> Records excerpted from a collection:
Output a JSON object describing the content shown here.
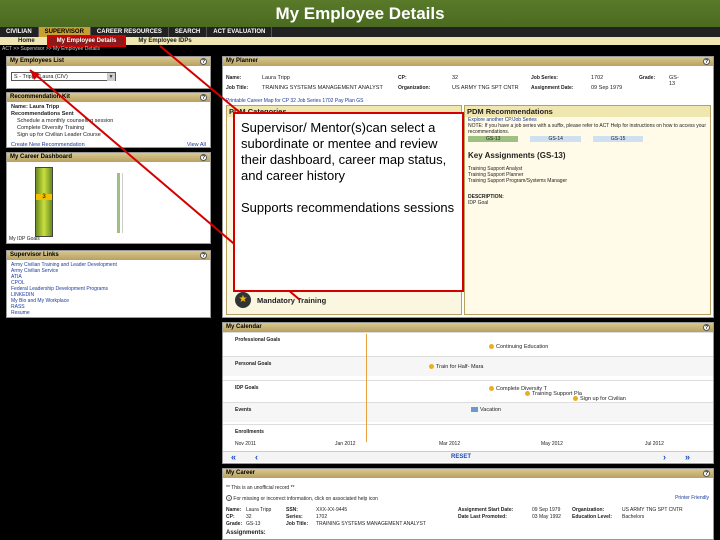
{
  "slide_title": "My Employee Details",
  "tabs": [
    "CIVILIAN",
    "SUPERVISOR",
    "CAREER RESOURCES",
    "SEARCH",
    "ACT EVALUATION"
  ],
  "subnav": [
    "Home",
    "My Employee Details",
    "My Employee IDPs"
  ],
  "breadcrumb": "ACT >> Supervisor >> My Employee Details",
  "employees": {
    "title": "My Employees List",
    "selected": "S - Tripp , Laura (CIV)"
  },
  "reco_kit": {
    "title": "Recommendation Kit",
    "name": "Name: Laura Tripp",
    "sent": "Recommendations Sent",
    "items": [
      "Schedule a monthly counseling session",
      "Complete Diversity Training",
      "Sign up for Civilian Leader Course"
    ],
    "new": "Create New Recommendation",
    "view_all": "View All"
  },
  "dashboard": {
    "title": "My Career Dashboard",
    "idp": "My IDP Goals",
    "value": "3"
  },
  "sup_links": {
    "title": "Supervisor Links",
    "items": [
      "Army Civilian Training and Leader Development",
      "Army Civilian Service",
      "ATIA",
      "CPOL",
      "Federal Leadership Development Programs",
      "LINKEDIN",
      "My Bio and My Workplace",
      "RASS",
      "Resume"
    ]
  },
  "planner": {
    "title": "My Planner",
    "name_label": "Name:",
    "name": "Laura Tripp",
    "cp_label": "CP:",
    "cp": "32",
    "series_label": "Job Series:",
    "series": "1702",
    "grade_label": "Grade:",
    "grade": "GS-13",
    "jobtitle_label": "Job Title:",
    "jobtitle": "TRAINING SYSTEMS MANAGEMENT ANALYST",
    "org_label": "Organization:",
    "org": "US ARMY TNG SPT CNTR",
    "assign_label": "Assignment Date:",
    "assign": "09 Sep 1979",
    "map_link": "Printable Career Map for CP 32 Job Series 1702 Pay Plan GS",
    "pdm_cat": "PDM Categories",
    "pdm_reco": "PDM Recommendations",
    "reco_text1": "Explore another CP/Job Series",
    "reco_text2": "NOTE: If you have a job series with a suffix, please refer to ACT Help for instructions on how to access your recommendations.",
    "gs": [
      "GS-13",
      "GS-14",
      "GS-15"
    ],
    "assignments": "Key Assignments (GS-13)",
    "assign_items": [
      "Training Support Analyst",
      "Training Support Planner",
      "Training Support Program/Systems Manager"
    ],
    "desc": "DESCRIPTION:",
    "idp_goal": "IDP Goal",
    "mandatory": "Mandatory Training"
  },
  "callout": {
    "p1": "Supervisor/ Mentor(s)can select a subordinate or mentee and review their dashboard, career map status, and career history",
    "p2": "Supports recommendations sessions"
  },
  "calendar": {
    "title": "My Calendar",
    "rows": [
      "Professional Goals",
      "Personal Goals",
      "IDP Goals",
      "Events",
      "Enrollments"
    ],
    "events": [
      "Continuing Education",
      "Train for Half- Mara",
      "Complete Diversity T",
      "Training Support Pla",
      "Sign up for Civilian",
      "Vacation"
    ],
    "months": [
      "Nov 2011",
      "Jan 2012",
      "Mar 2012",
      "May 2012",
      "Jul 2012"
    ],
    "reset": "RESET"
  },
  "career": {
    "title": "My Career",
    "note": "** This is an unofficial record **",
    "help": "For missing or incorrect information, click on associated help icon",
    "printer": "Printer Friendly",
    "name_label": "Name:",
    "name": "Laura Tripp",
    "ssn_label": "SSN:",
    "ssn": "XXX-XX-9445",
    "start_label": "Assignment Start Date:",
    "start": "09 Sep 1979",
    "org_label": "Organization:",
    "org": "US ARMY TNG SPT CNTR",
    "cp_label": "CP:",
    "cp": "32",
    "series_label": "Series:",
    "series": "1702",
    "promo_label": "Date Last Promoted:",
    "promo": "03 May 1992",
    "edu_label": "Education Level:",
    "edu": "Bachelors",
    "grade_label": "Grade:",
    "grade": "GS-13",
    "jt_label": "Job Title:",
    "jt": "TRAINING SYSTEMS MANAGEMENT ANALYST",
    "assignments": "Assignments:"
  }
}
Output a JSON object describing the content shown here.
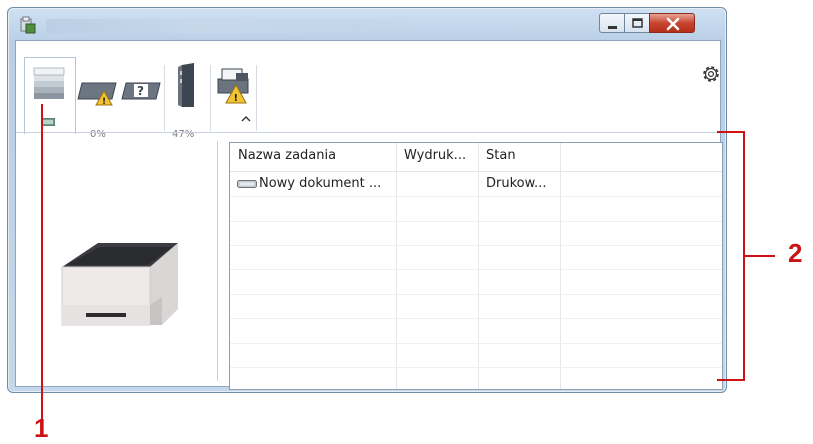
{
  "window": {
    "title": "",
    "controls": [
      "minimize-icon",
      "maximize-icon",
      "close-icon"
    ]
  },
  "tabs": [
    {
      "id": "jobs",
      "icon": "print-queue-icon",
      "label": ""
    },
    {
      "id": "toner",
      "icon": "toner-warning-icon",
      "label": "0%"
    },
    {
      "id": "paper",
      "icon": "paper-tray-icon",
      "label": "47%"
    },
    {
      "id": "device",
      "icon": "device-warning-icon",
      "label": ""
    }
  ],
  "toolbar": {
    "settings_icon": "gear-icon",
    "collapse_icon": "chevron-up-icon"
  },
  "job_list": {
    "columns": [
      "Nazwa zadania",
      "Wydruk...",
      "Stan"
    ],
    "rows": [
      {
        "name": "Nowy dokument ...",
        "printed": "",
        "status": "Drukow...",
        "icon": "document-icon"
      }
    ]
  },
  "callouts": {
    "one": "1",
    "two": "2"
  },
  "colors": {
    "callout": "#cc1212",
    "close_button": "#c7452f",
    "window_frame": "#b9cfe6"
  }
}
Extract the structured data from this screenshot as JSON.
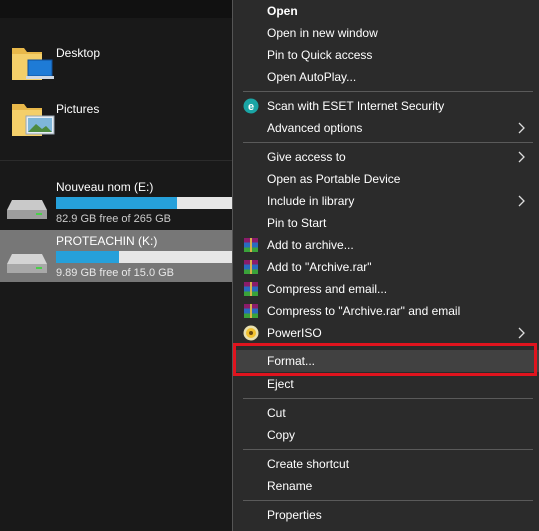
{
  "explorer": {
    "folders": [
      {
        "label": "Desktop",
        "icon": "desktop-folder-icon"
      },
      {
        "label": "Pictures",
        "icon": "pictures-folder-icon"
      }
    ],
    "drives": [
      {
        "name": "Nouveau nom (E:)",
        "free": "82.9 GB free of 265 GB",
        "used_fraction": 0.69,
        "selected": false
      },
      {
        "name": "PROTEACHIN (K:)",
        "free": "9.89 GB free of 15.0 GB",
        "used_fraction": 0.36,
        "selected": true
      }
    ]
  },
  "menu": {
    "open": "Open",
    "open_new_window": "Open in new window",
    "pin_quick_access": "Pin to Quick access",
    "open_autoplay": "Open AutoPlay...",
    "scan_eset": "Scan with ESET Internet Security",
    "advanced_options": "Advanced options",
    "give_access": "Give access to",
    "open_portable": "Open as Portable Device",
    "include_library": "Include in library",
    "pin_start": "Pin to Start",
    "add_archive": "Add to archive...",
    "add_archive_rar": "Add to \"Archive.rar\"",
    "compress_email": "Compress and email...",
    "compress_rar_email": "Compress to \"Archive.rar\" and email",
    "poweriso": "PowerISO",
    "format": "Format...",
    "eject": "Eject",
    "cut": "Cut",
    "copy": "Copy",
    "create_shortcut": "Create shortcut",
    "rename": "Rename",
    "properties": "Properties"
  },
  "colors": {
    "menu_bg": "#2b2b2b",
    "highlight_box": "#e0141e",
    "drive_bar_fill": "#26a0da",
    "selected_row": "#777777"
  }
}
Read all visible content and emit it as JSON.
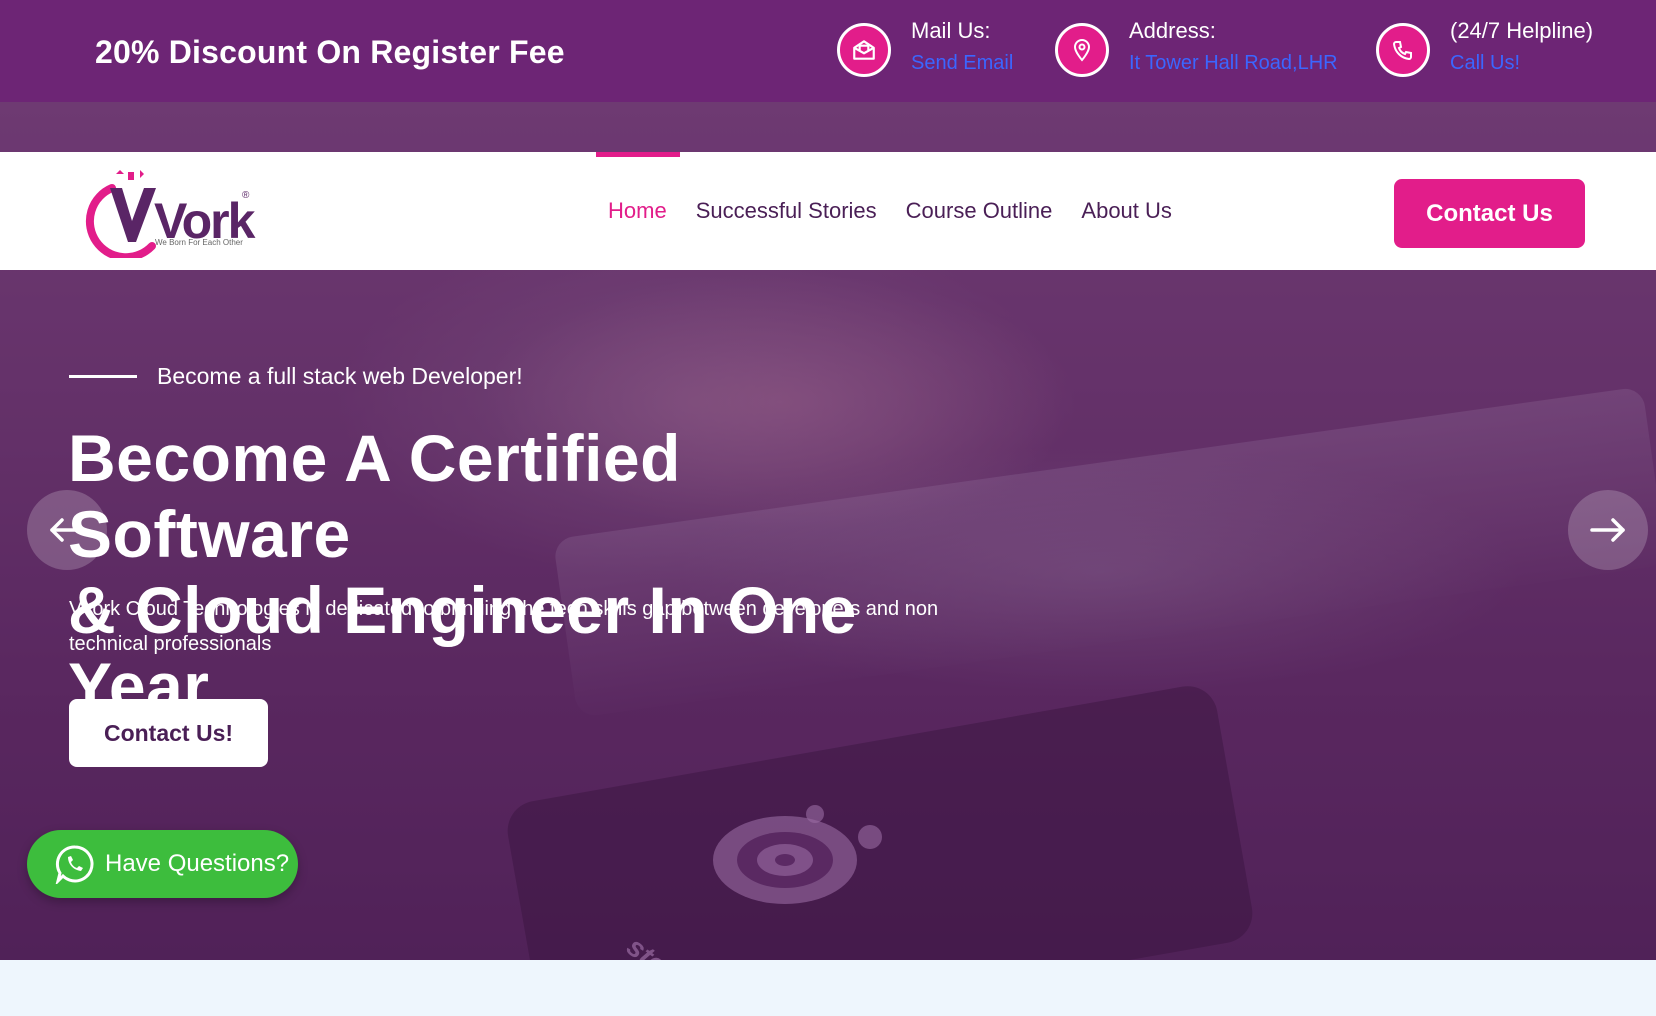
{
  "topbar": {
    "promo": "20% Discount On Register Fee",
    "mail": {
      "label": "Mail Us:",
      "value": "Send Email",
      "icon": "mail-open-icon"
    },
    "address": {
      "label": "Address:",
      "value": "It Tower Hall Road,LHR",
      "icon": "map-pin-icon"
    },
    "helpline": {
      "label": "(24/7 Helpline)",
      "value": "Call Us!",
      "icon": "phone-icon"
    }
  },
  "logo": {
    "text": "Vork",
    "registered": "®",
    "tagline": "We Born For Each Other"
  },
  "nav": {
    "items": [
      {
        "label": "Home",
        "active": true
      },
      {
        "label": "Successful Stories",
        "active": false
      },
      {
        "label": "Course Outline",
        "active": false
      },
      {
        "label": "About Us",
        "active": false
      }
    ],
    "contact_button": "Contact Us"
  },
  "hero": {
    "kicker": "Become a full stack web Developer!",
    "headline_line1": "Become A Certified Software",
    "headline_line2": "& Cloud Engineer In One Year.",
    "subtext": "Vvork Cloud Technologies is dedicated to bringing the tech skills gap between developers and non technical professionals",
    "button": "Contact Us!",
    "background_brand": "steelseries"
  },
  "whatsapp": {
    "label": "Have Questions?",
    "icon": "whatsapp-icon"
  },
  "colors": {
    "topbar": "#6d2575",
    "accent": "#e21d8a",
    "link": "#3b66ff",
    "nav_text": "#4a1f56",
    "whatsapp": "#3dbd3d"
  }
}
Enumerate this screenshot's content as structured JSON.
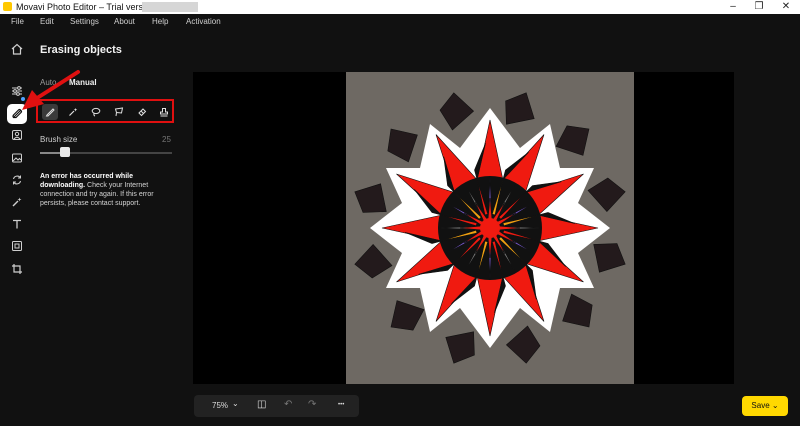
{
  "titlebar": {
    "title": "Movavi Photo Editor – Trial version –",
    "minimize": "–",
    "maximize": "❐",
    "close": "✕"
  },
  "menu": [
    "File",
    "Edit",
    "Settings",
    "About",
    "Help",
    "Activation"
  ],
  "sidebar": {
    "items": [
      "home-icon",
      "sliders-icon",
      "eraser-icon",
      "portrait-icon",
      "image-icon",
      "rotate-icon",
      "magic-wand-icon",
      "text-icon",
      "frame-icon",
      "crop-icon"
    ],
    "active": "eraser-icon",
    "accent": "#4ea3ff"
  },
  "panel": {
    "title": "Erasing objects",
    "mode_auto": "Auto",
    "mode_manual": "Manual",
    "tools": [
      "brush-icon",
      "magic-brush-icon",
      "lasso-icon",
      "polygon-lasso-icon",
      "eraser-icon",
      "stamp-icon"
    ],
    "brush_label": "Brush size",
    "brush_value": "25",
    "brush_fraction": 0.19,
    "error_bold": "An error has occurred while downloading.",
    "error_text": " Check your Internet connection and try again. If this error persists, please contact support."
  },
  "bottom": {
    "zoom": "75%",
    "zoom_caret": "⌄",
    "compare": "◫",
    "undo": "↶",
    "redo": "↷",
    "more": "•••"
  },
  "save": {
    "label": "Save",
    "caret": "⌄",
    "color": "#ffd800"
  },
  "annotation": {
    "arrow_color": "#e01010",
    "box_color": "#e01010"
  }
}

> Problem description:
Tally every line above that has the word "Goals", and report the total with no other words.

> Worked solution:
4